Ronald Hutton, an historian and professor at the University of Bristol, insists the connection between magic mushrooms and Santa Claus is erroneous. “If you look at the evidence of Siberian shamanism, which I’ve done, you find that shamans didn’t travel by sleigh, didn’t usually deal with reindeer spirits, very rarely took the mushrooms to get trances, didn’t have red-and-white clothes,” says Hutton.
Meanwhile, scholars argue that Hutton’s perspective is too literal and he fails to recognize flying reindeer with sleigh bells ringing are symbolic of a celestial journey, a hallucinogenic experience.

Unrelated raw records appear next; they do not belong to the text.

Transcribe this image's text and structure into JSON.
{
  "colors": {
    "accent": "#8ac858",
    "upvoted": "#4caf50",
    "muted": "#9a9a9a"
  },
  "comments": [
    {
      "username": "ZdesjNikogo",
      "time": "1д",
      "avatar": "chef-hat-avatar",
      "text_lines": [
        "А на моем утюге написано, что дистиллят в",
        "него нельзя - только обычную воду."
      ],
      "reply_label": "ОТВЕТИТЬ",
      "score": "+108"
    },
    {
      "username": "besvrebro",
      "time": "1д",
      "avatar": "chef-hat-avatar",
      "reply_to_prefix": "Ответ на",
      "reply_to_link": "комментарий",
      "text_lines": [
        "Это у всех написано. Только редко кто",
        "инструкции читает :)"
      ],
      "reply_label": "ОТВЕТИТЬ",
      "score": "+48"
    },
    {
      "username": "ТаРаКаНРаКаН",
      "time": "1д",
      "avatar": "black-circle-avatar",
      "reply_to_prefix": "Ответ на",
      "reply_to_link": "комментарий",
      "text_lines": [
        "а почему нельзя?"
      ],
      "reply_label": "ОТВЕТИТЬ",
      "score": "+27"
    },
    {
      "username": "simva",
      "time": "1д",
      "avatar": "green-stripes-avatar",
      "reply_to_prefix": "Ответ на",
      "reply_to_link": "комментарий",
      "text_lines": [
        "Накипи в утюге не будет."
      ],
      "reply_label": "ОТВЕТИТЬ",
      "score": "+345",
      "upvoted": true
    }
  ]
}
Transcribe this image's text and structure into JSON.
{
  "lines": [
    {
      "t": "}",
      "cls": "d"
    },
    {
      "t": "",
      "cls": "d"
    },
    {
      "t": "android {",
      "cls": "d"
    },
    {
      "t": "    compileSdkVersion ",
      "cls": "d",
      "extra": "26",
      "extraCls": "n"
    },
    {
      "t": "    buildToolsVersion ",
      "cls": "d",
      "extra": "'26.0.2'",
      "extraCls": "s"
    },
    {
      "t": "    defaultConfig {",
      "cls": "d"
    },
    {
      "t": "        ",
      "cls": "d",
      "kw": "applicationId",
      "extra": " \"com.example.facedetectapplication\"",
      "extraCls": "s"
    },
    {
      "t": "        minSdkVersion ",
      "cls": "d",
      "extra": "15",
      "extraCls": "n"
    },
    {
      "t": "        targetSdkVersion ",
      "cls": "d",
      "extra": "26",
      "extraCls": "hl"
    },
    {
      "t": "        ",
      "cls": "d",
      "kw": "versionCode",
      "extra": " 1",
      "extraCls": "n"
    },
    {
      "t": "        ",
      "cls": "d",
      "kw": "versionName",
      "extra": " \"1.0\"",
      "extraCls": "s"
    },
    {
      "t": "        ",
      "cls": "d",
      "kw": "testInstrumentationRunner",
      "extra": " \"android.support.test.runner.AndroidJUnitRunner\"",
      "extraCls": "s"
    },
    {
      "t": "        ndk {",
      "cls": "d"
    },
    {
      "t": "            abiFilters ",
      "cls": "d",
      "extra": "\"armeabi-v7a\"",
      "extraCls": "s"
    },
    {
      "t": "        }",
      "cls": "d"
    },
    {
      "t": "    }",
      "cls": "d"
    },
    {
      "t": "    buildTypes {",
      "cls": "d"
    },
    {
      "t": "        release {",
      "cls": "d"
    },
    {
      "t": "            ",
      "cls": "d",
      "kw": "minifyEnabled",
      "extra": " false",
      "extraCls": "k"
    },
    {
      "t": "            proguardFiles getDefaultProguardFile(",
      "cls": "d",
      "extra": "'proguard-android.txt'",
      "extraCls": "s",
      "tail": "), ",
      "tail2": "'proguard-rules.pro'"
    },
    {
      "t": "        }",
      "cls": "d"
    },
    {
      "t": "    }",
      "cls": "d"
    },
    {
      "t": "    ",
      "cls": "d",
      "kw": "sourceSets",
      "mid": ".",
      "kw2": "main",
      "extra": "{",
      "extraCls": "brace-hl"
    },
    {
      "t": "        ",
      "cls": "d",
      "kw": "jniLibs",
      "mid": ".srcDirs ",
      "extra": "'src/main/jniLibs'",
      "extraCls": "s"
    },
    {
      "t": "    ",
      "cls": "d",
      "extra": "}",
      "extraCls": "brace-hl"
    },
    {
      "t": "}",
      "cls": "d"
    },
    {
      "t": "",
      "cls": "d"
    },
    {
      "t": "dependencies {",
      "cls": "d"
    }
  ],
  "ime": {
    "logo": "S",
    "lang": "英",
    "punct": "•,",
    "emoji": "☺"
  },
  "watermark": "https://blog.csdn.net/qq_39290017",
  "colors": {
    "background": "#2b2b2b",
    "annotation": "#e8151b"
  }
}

Yet Hutton’s beliefs point to something interesting: Santa, as we know him today, is a far cry from a wizard-like shaman coaxing mystical trips out of the populace. Comparatively, he’s pretty straight-laced. Modern-day theatre and literature have painted a more Rockwellian portrait of the jolly-good-fellow.
“The Santa Claus we know and love was invented by a New Yorker, it really is true," says Hutton, referring to the famous poem “The Night Before Christmas.” “It was the work of Clement Clarke Moore, in New York City in 1822, who suddenly turned a medieval saint into a flying, reindeer-driving spirit of the Northern midwinter,” he claims.
Certainly, Moore’s poetry helped define our modernist Saint Nick. And while no one’s quite sure what inspired his vision, both professors, Rush and Ruck, believe the poet borrowed motifs from northern Europe that were influenced by Arctic and Siberian tradition.